Stage Speed (mph) Grade
1 1.7 10
2 2.5 12
3 3.4 14
4 4.2 16
5 5.0 18
6 5.5 20
7 6.0 22
8 6.5 24
9 7.0 26
10 7.5 28

By the way, I totally kicked the asses of all the people in the doctor's office that day. Granted, they were all 60 and experiencing some degree of congestive heart failure, but winning is winning.

4 – Walk and Learn

One thing that's become increasingly apparent to me over the past few years is that any activity you put in above and beyond your normal training volume can dramatically affect your physique.

In light of this revelation, I still do my normal training volume and higher intensity energy systems work, but I try to allocate at least 30 minutes a day to walking on the treadmill. Since the intensity is so low, it doesn't interfere with training volume.

I also like to read for at least an hour every day, so I incorporate at least half of this into my treadmill time. In one workweek I get in at least 2.5 hours on the treadmill, over and above my normal exercise, and I don't get bored because I'm simultaneously accomplishing two important tasks.

5 – Listen and Learn

Along the same vein, there are just some days when I'm not in the mood to read. Instead I've found that audio books are great resources to pass the time while I'm walking on the treadmill. That way I can let my mind wander to be creative and I can just rewind back to hear the parts I missed.

You can usually rent audio books from the library, but many are also available online. In fact, many fitness related downloads are free and you can put them straight on to your MP3 player. On mine I have everything from Steven Covey (if you haven't read his stuff, you should) to the biography of Celine DionÉyou know, for inspiration.

6 – Weight Circuits

One day my wife and I were thinking of exciting ways to give a bunch of people a great cardiovascular workout in a small space. In the process, we created the following multi-station weight training circuit that left us flat on the floor. This ain't your mama's circuit workout.

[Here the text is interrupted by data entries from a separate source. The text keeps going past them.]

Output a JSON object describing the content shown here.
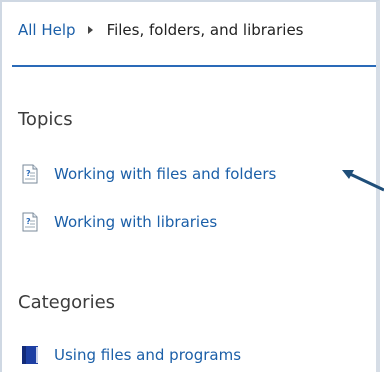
{
  "breadcrumb": {
    "root": "All Help",
    "current": "Files, folders, and libraries"
  },
  "topics": {
    "heading": "Topics",
    "items": [
      {
        "label": "Working with files and folders",
        "icon": "help-document-icon"
      },
      {
        "label": "Working with libraries",
        "icon": "help-document-icon"
      }
    ]
  },
  "categories": {
    "heading": "Categories",
    "items": [
      {
        "label": "Using files and programs",
        "icon": "help-book-icon"
      }
    ]
  },
  "colors": {
    "link": "#1b5fa8",
    "rule": "#2a6ab8",
    "callout": "#1f4e79"
  }
}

  • Seated row
  • Dumbbell bench press
  • Close-grip pulldown
  • Lateral raise
  • Seated dumbbell curl
  • Overhead dumbbell triceps extension
  • Alternating lunges
  • High step / skipping
  • Plank

The rules are simple. Start at the top, and select a weight that will allow you to perform each exercise for approximately one minute without stopping for breaks. There's no need to count reps, and there are absolutely no rests between exercises. After one round, rest for 2 minutes, then repeat the circuit two more times.

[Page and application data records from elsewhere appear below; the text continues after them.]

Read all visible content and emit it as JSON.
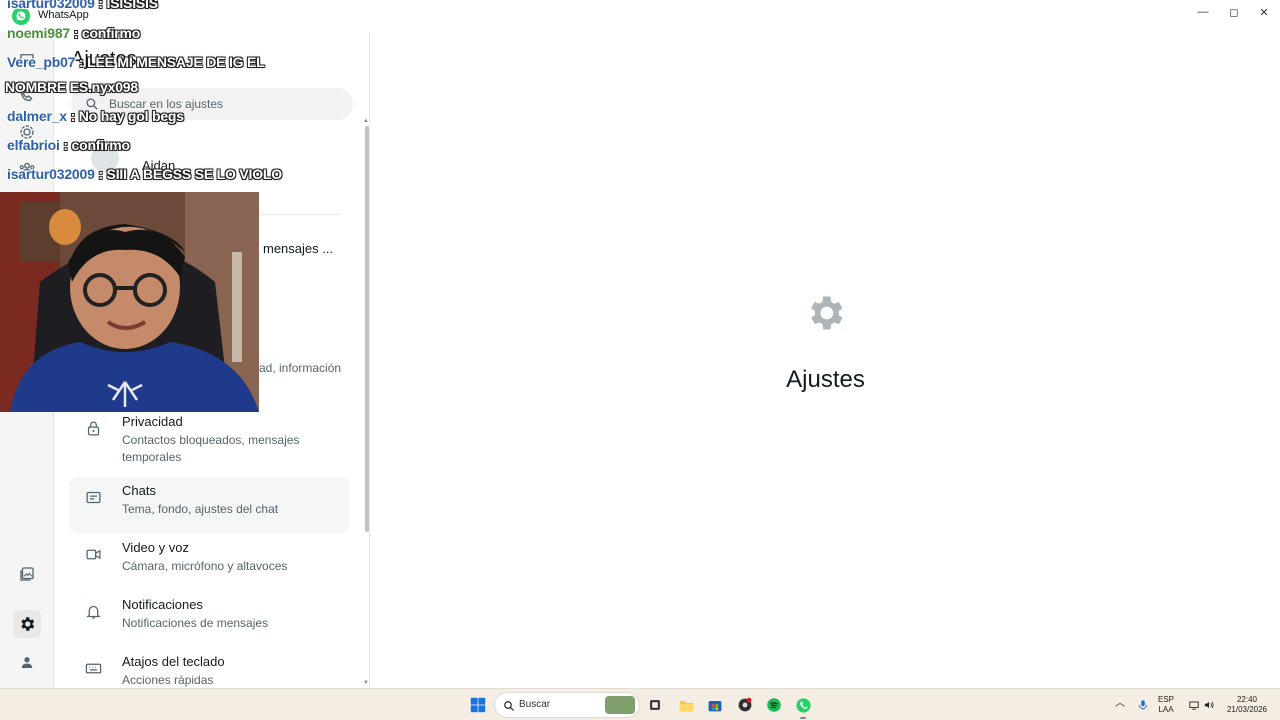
{
  "window": {
    "app_title": "WhatsApp",
    "minimize_symbol": "—",
    "maximize_symbol": "◻",
    "close_symbol": "✕"
  },
  "rail": {
    "icons": [
      "chats-icon",
      "calls-icon",
      "status-icon",
      "communities-icon",
      "media-icon",
      "settings-icon",
      "profile-icon"
    ]
  },
  "settings": {
    "title": "Ajustes",
    "search_placeholder": "Buscar en los ajustes",
    "profile_name": "Aidan",
    "partial_1": "mensajes ...",
    "partial_2": "ad, información",
    "items": [
      {
        "label": "Privacidad",
        "desc": "Contactos bloqueados, mensajes temporales",
        "icon": "lock-icon"
      },
      {
        "label": "Chats",
        "desc": "Tema, fondo, ajustes del chat",
        "icon": "chat-icon"
      },
      {
        "label": "Video y voz",
        "desc": "Cámara, micrófono y altavoces",
        "icon": "video-icon"
      },
      {
        "label": "Notificaciones",
        "desc": "Notificaciones de mensajes",
        "icon": "bell-icon"
      },
      {
        "label": "Atajos del teclado",
        "desc": "Acciones rápidas",
        "icon": "keyboard-icon"
      }
    ]
  },
  "main": {
    "title": "Ajustes",
    "icon": "gear-icon"
  },
  "chat_overlay": {
    "messages": [
      {
        "user": "isartur032009",
        "msg": ": ISISISIS"
      },
      {
        "user": "noemi987",
        "msg": ": confirmo"
      },
      {
        "user": "Vere_pb07",
        "msg": ": LEE MI MENSAJE DE IG EL"
      },
      {
        "user": "",
        "msg": "NOMBRE ES.nyx098"
      },
      {
        "user": "dalmer_x",
        "msg": ": No hay gol begs"
      },
      {
        "user": "elfabrioi",
        "msg": ": confirmo"
      },
      {
        "user": "isartur032009",
        "msg": ": SIII A BEGSS SE LO VIOLO"
      }
    ]
  },
  "taskbar": {
    "search_label": "Buscar",
    "lang_top": "ESP",
    "lang_bottom": "LAA",
    "time": "22:40",
    "date": "21/03/2026"
  },
  "colors": {
    "whatsapp_green": "#25d366",
    "text_primary": "#111b21",
    "text_secondary": "#54656f",
    "taskbar_bg": "#f3ede4"
  }
}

If you don't like my choice of movements, then you're a loser, a big loser. Nah, kidding. You can easily substitute movements. The key is to work a lot of muscle groups and keep moving.

Remember that this is cardiovascular workout, so weight is not the objective. If you need to stop during the set, the weight is too heavy. Check your ego at the door, or you'll be mopping your lunch off the floor.

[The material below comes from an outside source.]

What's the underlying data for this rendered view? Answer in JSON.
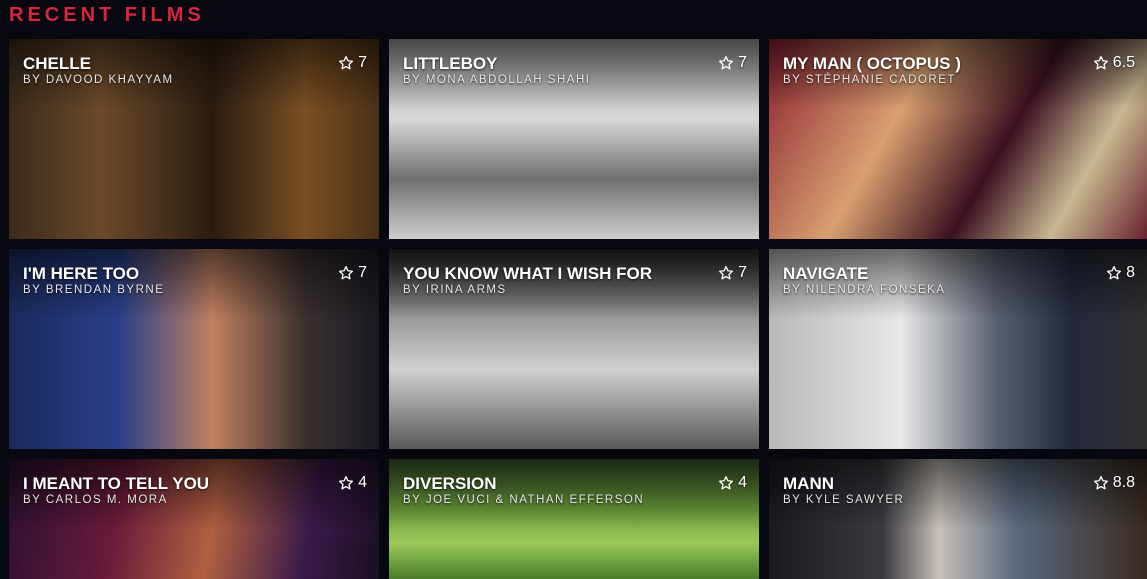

If you do it right, you should take no longer than 40 minutes to complete this circuit.

7 – Body Weight Circuit

If you've got no equipment, and you have the sudden urge to sweat like Rocky, just perform a circuit of these three exercises.

Bench jumps

While holding on to a bench with your hands, jump back and forth with your legs over the bench. Repeat 20 times on each side.

Hill climbers

Place both hands on the floor in front of you. Now jump so that your one leg goes straight out behind you and the opposite knee comes up by your side. When you jump again, your legs will trade places. Repeat this 20 times on each leg.

Lie down stand ups

This is the easiest looking exercise you'll ever hate. From a standing position, lie flat down on the floor, let your chest touch, and get up as quickly as possible. Unlike burpees, there's no real form to this exercise, and there's no jump at the top. Just get all the way down, and all the way up as fast as you can. Perform 20 of these.

It's taken some "fit" people over eight minutes to complete this circuit with some of our best coming in around three. If this is too easy, try doing it twice.

Wrap Up

My goal here isn't to convince you that cardio is fun or exciting, but to breathe a little life into a stale routine. If you're looking for something new, give some of these drills a try, and let me know how they work for you.